Making matters worse, testing is incredibly expensive. The latest World Quality Report found 23% of an organization’s application development budget is spent on testing. Why is most testing so slow and costly? Largely, because it lacks its own digital transformation. The World Quality Report has found the vast majority of testing is still performed manually. As former Merck CIO Clark Golestani so memorably put it, “I have more automation in my coffee maker than most enterprises have in their testing processes. This is not only expensive; it also holds back innovation.”

Fixing Software Testing: Three Takeaways For IT Leaders

I’d like to close by sharing how IT leaders can stop software testing from endangering this unprecedented opportunity to advance your digital transformation:

1. Stop manual testing.

You simply can’t release quality applications quickly unless most of your testing is automated. Manual testing can’t keep pace with the highly accelerated release cycles required for digital transformation. Testers should focus on designing effective tests and performing the “exploratory” testing that truly requires human creativity. Automate the rest.

As a first step, find out how much time and money your organization is spending on manual testing (often via outsourcing), then build an attack plan from there.

2. Align testing with business risk.

There’s no point in spending time and money to design, implement, run, review and maintain tests that don’t matter. Yet, my organization analyzed the tests at most enterprises, and we found you could eliminate 67% of tests without increasing your risk exposure at all.

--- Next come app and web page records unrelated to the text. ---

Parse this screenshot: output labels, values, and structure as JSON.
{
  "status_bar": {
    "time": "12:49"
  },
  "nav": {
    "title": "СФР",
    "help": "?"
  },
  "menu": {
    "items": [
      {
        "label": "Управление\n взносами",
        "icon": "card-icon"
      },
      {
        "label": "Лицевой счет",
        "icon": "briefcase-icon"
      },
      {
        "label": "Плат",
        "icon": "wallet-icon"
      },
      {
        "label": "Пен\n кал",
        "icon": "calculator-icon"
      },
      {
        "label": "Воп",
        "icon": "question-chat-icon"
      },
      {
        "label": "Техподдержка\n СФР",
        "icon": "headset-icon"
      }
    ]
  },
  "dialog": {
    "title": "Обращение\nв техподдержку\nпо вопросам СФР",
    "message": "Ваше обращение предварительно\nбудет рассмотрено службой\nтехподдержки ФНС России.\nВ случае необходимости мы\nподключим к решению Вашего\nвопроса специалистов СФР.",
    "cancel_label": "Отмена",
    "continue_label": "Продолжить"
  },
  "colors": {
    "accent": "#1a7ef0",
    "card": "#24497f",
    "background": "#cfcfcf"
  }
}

To streamline testing, ensure that the business priorities are driving testing; the focus should be on covering your top business risks as efficiently as possible, not creating a certain number of test cases. Also, support the adoption of “change impact analysis” technologies that pinpoint exactly what tests are needed for due diligence on each release.

3. Provide executive support for testing transformation.

Change is hard. Manual testing practices have probably been entrenched in the organization for years, and they can’t be replaced overnight. Getting the results you need in terms of speed and agility requires more than equipping the organization with new technologies. You also need to foster a new mindset, establish new processes and allocate the resources required to lead that transition.

There will inevitably be bumps along the road — but the best way to keep the initiative moving forward is to ensure it has strong executive support from start to finish. Communicate why it’s critical for top-level goals, begin with a clear roadmap for the path forward and ensure progress to key milestones is measured — and recognized.

Bottom Line

The current crisis will subside, but the need to rapidly respond to uncertainty and unexpected changes will not. Take this opportunity to advance your digital transformation and run with it, but don’t forget about transforming testing. Modernized testing can act as a catalyst for your transformation — enabling you to release innovations faster, and at a lower cost.